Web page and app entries
*** Begin section ***

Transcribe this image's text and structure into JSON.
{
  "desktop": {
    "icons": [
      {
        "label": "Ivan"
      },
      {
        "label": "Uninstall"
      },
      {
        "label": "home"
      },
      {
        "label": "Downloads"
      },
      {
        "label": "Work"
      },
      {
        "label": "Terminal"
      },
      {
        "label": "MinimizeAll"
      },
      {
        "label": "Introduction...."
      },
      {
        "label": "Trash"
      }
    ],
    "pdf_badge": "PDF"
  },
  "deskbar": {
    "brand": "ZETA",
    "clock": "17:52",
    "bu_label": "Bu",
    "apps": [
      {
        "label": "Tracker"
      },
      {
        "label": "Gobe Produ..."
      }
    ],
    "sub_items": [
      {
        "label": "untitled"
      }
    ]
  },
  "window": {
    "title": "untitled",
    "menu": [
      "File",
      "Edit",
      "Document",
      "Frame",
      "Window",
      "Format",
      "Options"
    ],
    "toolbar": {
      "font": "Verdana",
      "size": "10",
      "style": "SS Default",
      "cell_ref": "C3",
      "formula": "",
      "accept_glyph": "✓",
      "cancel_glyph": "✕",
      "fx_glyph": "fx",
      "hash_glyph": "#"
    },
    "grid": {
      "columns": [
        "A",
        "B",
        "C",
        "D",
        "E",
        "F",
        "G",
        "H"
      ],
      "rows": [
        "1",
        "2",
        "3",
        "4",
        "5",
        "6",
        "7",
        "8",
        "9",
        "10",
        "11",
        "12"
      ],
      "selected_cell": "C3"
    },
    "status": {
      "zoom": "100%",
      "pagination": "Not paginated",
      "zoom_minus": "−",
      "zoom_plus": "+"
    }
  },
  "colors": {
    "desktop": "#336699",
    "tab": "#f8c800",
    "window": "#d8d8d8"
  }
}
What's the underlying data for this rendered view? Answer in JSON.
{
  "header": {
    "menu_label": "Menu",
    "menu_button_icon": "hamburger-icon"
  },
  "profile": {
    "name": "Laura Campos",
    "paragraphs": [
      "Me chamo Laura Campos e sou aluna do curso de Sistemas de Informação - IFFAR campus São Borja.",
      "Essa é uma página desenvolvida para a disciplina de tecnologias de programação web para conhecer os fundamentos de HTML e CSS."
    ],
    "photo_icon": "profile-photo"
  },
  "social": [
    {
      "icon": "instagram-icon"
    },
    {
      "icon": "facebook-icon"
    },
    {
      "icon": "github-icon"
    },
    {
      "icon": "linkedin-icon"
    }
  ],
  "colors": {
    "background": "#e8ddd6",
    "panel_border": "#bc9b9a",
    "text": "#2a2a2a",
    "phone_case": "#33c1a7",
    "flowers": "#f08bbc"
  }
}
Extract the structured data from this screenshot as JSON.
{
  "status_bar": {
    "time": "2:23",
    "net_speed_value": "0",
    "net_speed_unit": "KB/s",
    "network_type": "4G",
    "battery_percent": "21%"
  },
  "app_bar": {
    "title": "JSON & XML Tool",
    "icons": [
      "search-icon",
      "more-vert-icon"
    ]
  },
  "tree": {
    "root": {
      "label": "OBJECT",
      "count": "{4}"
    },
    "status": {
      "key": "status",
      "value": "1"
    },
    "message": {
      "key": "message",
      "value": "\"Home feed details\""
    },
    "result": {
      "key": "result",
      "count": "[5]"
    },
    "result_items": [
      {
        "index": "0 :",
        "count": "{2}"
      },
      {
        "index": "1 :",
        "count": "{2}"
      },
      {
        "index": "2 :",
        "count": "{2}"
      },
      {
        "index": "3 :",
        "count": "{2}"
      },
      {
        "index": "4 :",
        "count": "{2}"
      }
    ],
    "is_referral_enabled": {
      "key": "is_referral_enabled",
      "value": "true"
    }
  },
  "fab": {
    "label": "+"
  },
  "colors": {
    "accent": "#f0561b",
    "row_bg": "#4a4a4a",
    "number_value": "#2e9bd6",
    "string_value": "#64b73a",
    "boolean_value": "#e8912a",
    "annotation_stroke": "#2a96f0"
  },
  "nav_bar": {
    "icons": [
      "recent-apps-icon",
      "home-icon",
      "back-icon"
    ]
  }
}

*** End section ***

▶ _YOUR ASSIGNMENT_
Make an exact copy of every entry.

▶ _EXERCISE ANSWER_
Transcribe this image's text and structure into JSON.
{
  "desktop": {
    "icons": [
      {
        "label": "Ivan"
      },
      {
        "label": "Uninstall"
      },
      {
        "label": "home"
      },
      {
        "label": "Downloads"
      },
      {
        "label": "Work"
      },
      {
        "label": "Terminal"
      },
      {
        "label": "MinimizeAll"
      },
      {
        "label": "Introduction...."
      },
      {
        "label": "Trash"
      }
    ],
    "pdf_badge": "PDF"
  },
  "deskbar": {
    "brand": "ZETA",
    "clock": "17:52",
    "bu_label": "Bu",
    "apps": [
      {
        "label": "Tracker"
      },
      {
        "label": "Gobe Produ..."
      }
    ],
    "sub_items": [
      {
        "label": "untitled"
      }
    ]
  },
  "window": {
    "title": "untitled",
    "menu": [
      "File",
      "Edit",
      "Document",
      "Frame",
      "Window",
      "Format",
      "Options"
    ],
    "toolbar": {
      "font": "Verdana",
      "size": "10",
      "style": "SS Default",
      "cell_ref": "C3",
      "formula": "",
      "accept_glyph": "✓",
      "cancel_glyph": "✕",
      "fx_glyph": "fx",
      "hash_glyph": "#"
    },
    "grid": {
      "columns": [
        "A",
        "B",
        "C",
        "D",
        "E",
        "F",
        "G",
        "H"
      ],
      "rows": [
        "1",
        "2",
        "3",
        "4",
        "5",
        "6",
        "7",
        "8",
        "9",
        "10",
        "11",
        "12"
      ],
      "selected_cell": "C3"
    },
    "status": {
      "zoom": "100%",
      "pagination": "Not paginated",
      "zoom_minus": "−",
      "zoom_plus": "+"
    }
  },
  "colors": {
    "desktop": "#336699",
    "tab": "#f8c800",
    "window": "#d8d8d8"
  }
}
What's the underlying data for this rendered view? Answer in JSON.
{
  "header": {
    "menu_label": "Menu",
    "menu_button_icon": "hamburger-icon"
  },
  "profile": {
    "name": "Laura Campos",
    "paragraphs": [
      "Me chamo Laura Campos e sou aluna do curso de Sistemas de Informação - IFFAR campus São Borja.",
      "Essa é uma página desenvolvida para a disciplina de tecnologias de programação web para conhecer os fundamentos de HTML e CSS."
    ],
    "photo_icon": "profile-photo"
  },
  "social": [
    {
      "icon": "instagram-icon"
    },
    {
      "icon": "facebook-icon"
    },
    {
      "icon": "github-icon"
    },
    {
      "icon": "linkedin-icon"
    }
  ],
  "colors": {
    "background": "#e8ddd6",
    "panel_border": "#bc9b9a",
    "text": "#2a2a2a",
    "phone_case": "#33c1a7",
    "flowers": "#f08bbc"
  }
}
Extract the structured data from this screenshot as JSON.
{
  "status_bar": {
    "time": "2:23",
    "net_speed_value": "0",
    "net_speed_unit": "KB/s",
    "network_type": "4G",
    "battery_percent": "21%"
  },
  "app_bar": {
    "title": "JSON & XML Tool",
    "icons": [
      "search-icon",
      "more-vert-icon"
    ]
  },
  "tree": {
    "root": {
      "label": "OBJECT",
      "count": "{4}"
    },
    "status": {
      "key": "status",
      "value": "1"
    },
    "message": {
      "key": "message",
      "value": "\"Home feed details\""
    },
    "result": {
      "key": "result",
      "count": "[5]"
    },
    "result_items": [
      {
        "index": "0 :",
        "count": "{2}"
      },
      {
        "index": "1 :",
        "count": "{2}"
      },
      {
        "index": "2 :",
        "count": "{2}"
      },
      {
        "index": "3 :",
        "count": "{2}"
      },
      {
        "index": "4 :",
        "count": "{2}"
      }
    ],
    "is_referral_enabled": {
      "key": "is_referral_enabled",
      "value": "true"
    }
  },
  "fab": {
    "label": "+"
  },
  "colors": {
    "accent": "#f0561b",
    "row_bg": "#4a4a4a",
    "number_value": "#2e9bd6",
    "string_value": "#64b73a",
    "boolean_value": "#e8912a",
    "annotation_stroke": "#2a96f0"
  },
  "nav_bar": {
    "icons": [
      "recent-apps-icon",
      "home-icon",
      "back-icon"
    ]
  }
}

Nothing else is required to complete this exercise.